Established in 1962 and known as “The Original As-Seen-On-TV Company”, K-tel International boasts a legacy of profoundly changing the record business and advertising business simultaneously. K-tel was the brainchild of founder Philip Kives who is credited as being a self-taught marketing wizard who had the innate skill of the fast pitch and knowing what to say when. Add to this his innovation of the “Infomercial” (which became synonymous with K-tel) and Kives became a monster salesman. With these tools and his entrepreneurial spirit in tow the once humble farm boy from Oungre, Saskatchewan (a hamlet with a population of about 200) jumped from depression era poverty to multinational business leader and pioneer.
After years cutting his teeth as a door-to-door and boardwalk salesman, his first breakthrough was with the newly released teflon frying pan. Kives bought time on a local Winnipeg TV station to reach a world of people at once and he was off to the races! Customers flooded stores with the pans and the sales racked up. He then repeated this approach in Australia with TV spots selling kitchen knives and earned a million sales, netting a cool $1 per sale. Jealous of his success, his kitchen goods supplier/inventor Seymour Popeil cut him off and forced Kives to look at
other items worth peddling. Ever the problem solver, Kives found new products; The Patti Stacker (“Your hands need never touch the meat!”), The Record Selector, and then the sales behemoth – The Miracle Brush, which sold 28 million units.
Kives is best known for using an unapologetically mainstream approach to sales.
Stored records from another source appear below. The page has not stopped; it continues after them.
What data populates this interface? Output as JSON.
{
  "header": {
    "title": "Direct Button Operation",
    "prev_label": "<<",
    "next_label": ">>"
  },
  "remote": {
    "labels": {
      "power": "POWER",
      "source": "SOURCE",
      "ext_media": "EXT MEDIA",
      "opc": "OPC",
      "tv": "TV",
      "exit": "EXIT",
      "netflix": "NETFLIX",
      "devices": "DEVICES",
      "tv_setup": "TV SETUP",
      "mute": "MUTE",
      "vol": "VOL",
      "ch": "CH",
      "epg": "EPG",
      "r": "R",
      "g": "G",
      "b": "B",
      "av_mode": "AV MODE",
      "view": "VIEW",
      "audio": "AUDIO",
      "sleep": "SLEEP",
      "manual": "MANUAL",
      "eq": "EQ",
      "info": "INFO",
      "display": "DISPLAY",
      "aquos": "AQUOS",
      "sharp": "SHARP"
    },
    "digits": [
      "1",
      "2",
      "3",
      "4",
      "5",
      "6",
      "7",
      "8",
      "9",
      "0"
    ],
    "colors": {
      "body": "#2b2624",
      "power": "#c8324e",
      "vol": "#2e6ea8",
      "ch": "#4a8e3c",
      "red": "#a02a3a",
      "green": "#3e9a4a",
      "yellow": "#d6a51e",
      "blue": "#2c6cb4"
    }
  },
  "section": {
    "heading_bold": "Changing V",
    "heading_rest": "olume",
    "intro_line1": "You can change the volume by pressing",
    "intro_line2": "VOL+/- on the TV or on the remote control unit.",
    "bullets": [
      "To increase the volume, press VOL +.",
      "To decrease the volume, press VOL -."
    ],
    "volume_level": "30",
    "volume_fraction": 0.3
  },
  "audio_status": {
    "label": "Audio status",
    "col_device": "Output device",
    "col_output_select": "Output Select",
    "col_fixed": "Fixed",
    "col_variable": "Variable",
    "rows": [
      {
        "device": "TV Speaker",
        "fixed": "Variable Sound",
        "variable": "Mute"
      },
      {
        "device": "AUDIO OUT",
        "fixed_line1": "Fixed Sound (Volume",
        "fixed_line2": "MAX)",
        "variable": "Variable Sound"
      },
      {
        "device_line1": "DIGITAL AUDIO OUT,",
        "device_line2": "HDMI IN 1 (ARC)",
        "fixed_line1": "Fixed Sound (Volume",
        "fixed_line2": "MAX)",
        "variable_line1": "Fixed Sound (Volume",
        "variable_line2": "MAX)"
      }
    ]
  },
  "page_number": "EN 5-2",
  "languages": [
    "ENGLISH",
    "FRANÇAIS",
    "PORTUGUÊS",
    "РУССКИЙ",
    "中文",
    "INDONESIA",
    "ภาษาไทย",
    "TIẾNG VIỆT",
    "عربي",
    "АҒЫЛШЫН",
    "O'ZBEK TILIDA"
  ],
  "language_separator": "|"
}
While other marketing execs toiled with more “posh” ads, Kives realized the average consumer couldn’t relate to this type of pitch. He knew buyers were looking for one thing, value. He trimmed the fluff, focused on great pricing, flooded the market with products, and used his infomercial style to continuously highlight the benefits of each product. Kives also employed in-your-face (borderline obnoxious) imagery/graphics paired with loud ear worm catch phrases like; “ACT NOW BEFORE IT’S TOO LATE!!” and “BUT WAIT, THERE’S MORE!”. Tactics like these were used over and over as the inexpensively made and hardly subtle commercials were beamed into homes. Consumers were hungry to spend their boom-era dollars and ate it up.